(Stored items from a collection)
----------

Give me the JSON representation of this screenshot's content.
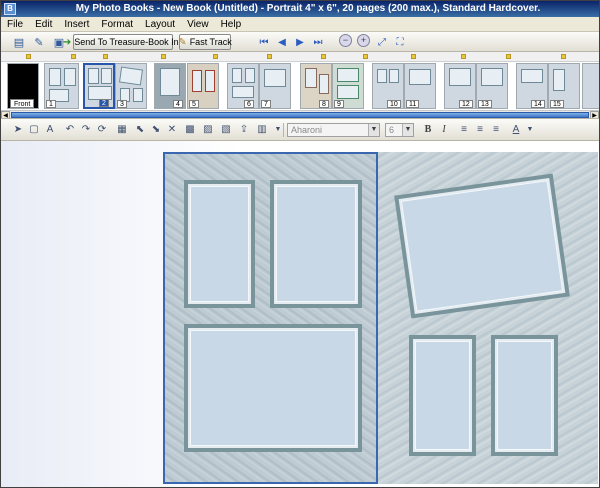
{
  "window": {
    "title": "My Photo Books - New Book (Untitled) - Portrait 4\" x 6\", 20 pages (200 max.), Standard Hardcover.",
    "app_icon": "B"
  },
  "menu": [
    "File",
    "Edit",
    "Insert",
    "Format",
    "Layout",
    "View",
    "Help"
  ],
  "toolbar": {
    "send_label": "Send To Treasure-Book Inc",
    "fasttrack_label": "Fast Track"
  },
  "thumbnails": {
    "front_label": "Front",
    "pages": [
      "1",
      "2",
      "3",
      "4",
      "5",
      "6",
      "7",
      "8",
      "9",
      "10",
      "11",
      "12",
      "13",
      "14",
      "15"
    ],
    "selected": "2"
  },
  "format_bar": {
    "font_name": "Aharoni",
    "font_size": "6",
    "bold": "B",
    "italic": "I"
  },
  "colors": {
    "selection": "#3a68b0",
    "frame": "#7a949c",
    "photo_slot": "#c9d8e6"
  }
}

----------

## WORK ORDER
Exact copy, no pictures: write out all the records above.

## RESPONSE TO THIS TASK
Give me the JSON representation of this screenshot's content.
{
  "window": {
    "title": "My Photo Books - New Book (Untitled) - Portrait 4\" x 6\", 20 pages (200 max.), Standard Hardcover.",
    "app_icon": "B"
  },
  "menu": [
    "File",
    "Edit",
    "Insert",
    "Format",
    "Layout",
    "View",
    "Help"
  ],
  "toolbar": {
    "send_label": "Send To Treasure-Book Inc",
    "fasttrack_label": "Fast Track"
  },
  "thumbnails": {
    "front_label": "Front",
    "pages": [
      "1",
      "2",
      "3",
      "4",
      "5",
      "6",
      "7",
      "8",
      "9",
      "10",
      "11",
      "12",
      "13",
      "14",
      "15"
    ],
    "selected": "2"
  },
  "format_bar": {
    "font_name": "Aharoni",
    "font_size": "6",
    "bold": "B",
    "italic": "I"
  },
  "colors": {
    "selection": "#3a68b0",
    "frame": "#7a949c",
    "photo_slot": "#c9d8e6"
  }
}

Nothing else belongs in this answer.